## Data excerpts
....

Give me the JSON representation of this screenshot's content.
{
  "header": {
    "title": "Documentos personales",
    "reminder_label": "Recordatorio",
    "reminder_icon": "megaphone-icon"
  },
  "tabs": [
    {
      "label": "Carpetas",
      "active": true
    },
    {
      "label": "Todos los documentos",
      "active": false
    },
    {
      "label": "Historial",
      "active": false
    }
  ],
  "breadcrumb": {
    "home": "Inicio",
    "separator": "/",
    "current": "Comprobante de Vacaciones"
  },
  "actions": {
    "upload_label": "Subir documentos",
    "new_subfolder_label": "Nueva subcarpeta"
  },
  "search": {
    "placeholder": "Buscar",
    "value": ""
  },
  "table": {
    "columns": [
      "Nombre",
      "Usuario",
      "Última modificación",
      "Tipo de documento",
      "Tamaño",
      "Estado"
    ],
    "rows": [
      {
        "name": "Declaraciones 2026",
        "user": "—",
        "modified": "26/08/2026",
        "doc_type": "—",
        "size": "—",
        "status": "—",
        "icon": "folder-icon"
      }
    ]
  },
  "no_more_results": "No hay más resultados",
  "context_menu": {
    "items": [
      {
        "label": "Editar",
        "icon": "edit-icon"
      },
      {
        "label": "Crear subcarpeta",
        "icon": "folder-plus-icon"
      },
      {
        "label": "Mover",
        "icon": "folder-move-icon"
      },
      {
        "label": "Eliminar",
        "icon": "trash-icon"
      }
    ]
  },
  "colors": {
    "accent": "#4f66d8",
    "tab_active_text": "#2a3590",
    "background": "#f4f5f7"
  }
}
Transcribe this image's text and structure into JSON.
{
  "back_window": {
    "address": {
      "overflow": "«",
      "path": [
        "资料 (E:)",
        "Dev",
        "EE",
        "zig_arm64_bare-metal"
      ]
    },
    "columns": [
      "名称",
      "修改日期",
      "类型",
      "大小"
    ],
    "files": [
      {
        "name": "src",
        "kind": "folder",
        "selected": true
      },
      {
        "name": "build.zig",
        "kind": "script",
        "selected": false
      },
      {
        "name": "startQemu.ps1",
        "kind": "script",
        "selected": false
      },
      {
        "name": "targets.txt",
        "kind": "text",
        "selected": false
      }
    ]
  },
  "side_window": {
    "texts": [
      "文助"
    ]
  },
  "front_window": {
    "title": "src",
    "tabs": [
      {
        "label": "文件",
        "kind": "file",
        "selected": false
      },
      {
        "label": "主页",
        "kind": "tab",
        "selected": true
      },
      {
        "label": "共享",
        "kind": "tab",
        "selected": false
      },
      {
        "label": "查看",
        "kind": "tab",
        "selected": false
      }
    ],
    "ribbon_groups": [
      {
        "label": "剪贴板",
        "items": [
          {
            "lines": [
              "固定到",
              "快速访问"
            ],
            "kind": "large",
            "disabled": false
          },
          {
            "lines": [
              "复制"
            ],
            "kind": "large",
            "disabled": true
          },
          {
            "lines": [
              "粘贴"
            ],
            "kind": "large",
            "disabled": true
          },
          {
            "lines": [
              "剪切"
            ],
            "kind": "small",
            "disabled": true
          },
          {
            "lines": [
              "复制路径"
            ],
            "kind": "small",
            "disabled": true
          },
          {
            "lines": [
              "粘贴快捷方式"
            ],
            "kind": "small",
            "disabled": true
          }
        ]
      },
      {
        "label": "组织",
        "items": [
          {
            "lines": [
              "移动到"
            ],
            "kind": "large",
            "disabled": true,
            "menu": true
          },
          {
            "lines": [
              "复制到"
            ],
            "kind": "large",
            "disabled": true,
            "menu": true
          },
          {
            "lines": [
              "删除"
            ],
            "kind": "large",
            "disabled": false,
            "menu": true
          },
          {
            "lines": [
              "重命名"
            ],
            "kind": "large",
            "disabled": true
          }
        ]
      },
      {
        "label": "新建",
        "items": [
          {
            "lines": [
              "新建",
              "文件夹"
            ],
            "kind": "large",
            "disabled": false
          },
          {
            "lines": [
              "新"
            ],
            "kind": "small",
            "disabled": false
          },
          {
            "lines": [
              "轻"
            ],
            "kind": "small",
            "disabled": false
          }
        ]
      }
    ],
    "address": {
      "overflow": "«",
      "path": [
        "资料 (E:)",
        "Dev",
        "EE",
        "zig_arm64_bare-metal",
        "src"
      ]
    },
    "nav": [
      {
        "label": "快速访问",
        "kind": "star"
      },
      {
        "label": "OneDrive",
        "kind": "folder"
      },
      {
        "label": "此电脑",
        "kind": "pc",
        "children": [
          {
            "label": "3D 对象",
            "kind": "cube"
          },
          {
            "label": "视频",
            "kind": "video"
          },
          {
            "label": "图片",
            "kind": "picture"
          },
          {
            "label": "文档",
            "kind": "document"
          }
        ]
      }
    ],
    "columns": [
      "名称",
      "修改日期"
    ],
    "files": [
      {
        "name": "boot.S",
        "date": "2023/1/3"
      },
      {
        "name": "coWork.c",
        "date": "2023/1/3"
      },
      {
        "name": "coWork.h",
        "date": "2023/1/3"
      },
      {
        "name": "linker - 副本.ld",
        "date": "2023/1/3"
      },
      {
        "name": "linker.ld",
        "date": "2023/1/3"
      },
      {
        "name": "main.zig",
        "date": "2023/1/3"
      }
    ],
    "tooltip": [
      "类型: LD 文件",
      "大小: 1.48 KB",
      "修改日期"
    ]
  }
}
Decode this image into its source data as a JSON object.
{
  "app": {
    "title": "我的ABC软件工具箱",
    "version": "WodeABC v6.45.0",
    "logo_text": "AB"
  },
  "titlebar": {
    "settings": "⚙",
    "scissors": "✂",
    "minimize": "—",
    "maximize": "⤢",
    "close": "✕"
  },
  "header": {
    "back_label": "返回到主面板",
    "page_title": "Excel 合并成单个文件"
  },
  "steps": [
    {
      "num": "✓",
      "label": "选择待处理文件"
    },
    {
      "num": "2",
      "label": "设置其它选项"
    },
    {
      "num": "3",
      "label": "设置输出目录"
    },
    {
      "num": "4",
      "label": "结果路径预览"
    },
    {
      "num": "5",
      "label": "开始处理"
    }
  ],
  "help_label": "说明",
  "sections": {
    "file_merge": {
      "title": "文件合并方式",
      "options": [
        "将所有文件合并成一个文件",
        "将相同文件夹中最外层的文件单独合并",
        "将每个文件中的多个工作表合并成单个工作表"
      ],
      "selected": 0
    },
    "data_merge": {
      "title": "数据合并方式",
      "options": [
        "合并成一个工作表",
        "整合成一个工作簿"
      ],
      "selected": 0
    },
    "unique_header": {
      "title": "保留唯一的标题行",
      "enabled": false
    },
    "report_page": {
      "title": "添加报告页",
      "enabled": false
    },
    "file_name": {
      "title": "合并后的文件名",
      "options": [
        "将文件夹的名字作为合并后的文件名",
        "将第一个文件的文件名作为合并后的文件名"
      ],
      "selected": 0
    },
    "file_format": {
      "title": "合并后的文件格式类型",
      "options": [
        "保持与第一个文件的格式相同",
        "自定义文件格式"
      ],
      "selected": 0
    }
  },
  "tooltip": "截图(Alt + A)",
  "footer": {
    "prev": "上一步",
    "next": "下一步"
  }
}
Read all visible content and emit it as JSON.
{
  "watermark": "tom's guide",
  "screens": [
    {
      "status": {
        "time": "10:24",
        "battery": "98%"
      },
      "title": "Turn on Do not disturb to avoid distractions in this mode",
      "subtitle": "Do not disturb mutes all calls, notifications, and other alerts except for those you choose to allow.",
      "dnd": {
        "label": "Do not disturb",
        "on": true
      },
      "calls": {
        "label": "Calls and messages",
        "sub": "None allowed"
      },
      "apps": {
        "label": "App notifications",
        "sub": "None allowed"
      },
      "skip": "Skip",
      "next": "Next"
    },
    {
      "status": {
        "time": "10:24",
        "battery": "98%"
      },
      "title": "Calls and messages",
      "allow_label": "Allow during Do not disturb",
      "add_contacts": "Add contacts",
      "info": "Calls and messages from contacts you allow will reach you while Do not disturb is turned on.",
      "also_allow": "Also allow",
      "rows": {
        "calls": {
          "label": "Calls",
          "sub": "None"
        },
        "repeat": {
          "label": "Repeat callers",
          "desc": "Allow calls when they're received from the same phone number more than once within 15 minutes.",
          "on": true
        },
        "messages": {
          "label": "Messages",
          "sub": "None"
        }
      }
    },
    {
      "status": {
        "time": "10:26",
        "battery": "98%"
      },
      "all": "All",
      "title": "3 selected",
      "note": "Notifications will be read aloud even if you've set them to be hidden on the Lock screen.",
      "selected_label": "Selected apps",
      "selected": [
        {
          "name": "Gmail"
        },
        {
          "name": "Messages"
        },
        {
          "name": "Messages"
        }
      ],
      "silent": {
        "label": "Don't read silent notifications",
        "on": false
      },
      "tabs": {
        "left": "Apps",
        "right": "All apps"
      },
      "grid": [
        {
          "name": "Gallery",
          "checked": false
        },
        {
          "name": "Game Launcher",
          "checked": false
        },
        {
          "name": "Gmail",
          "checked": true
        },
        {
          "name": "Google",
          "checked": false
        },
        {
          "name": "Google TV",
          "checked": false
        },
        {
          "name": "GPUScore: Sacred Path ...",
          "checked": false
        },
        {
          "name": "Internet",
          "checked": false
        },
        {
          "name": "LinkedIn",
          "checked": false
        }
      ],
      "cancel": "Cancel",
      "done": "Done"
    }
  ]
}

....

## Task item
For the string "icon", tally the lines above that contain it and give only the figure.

## Answer section
6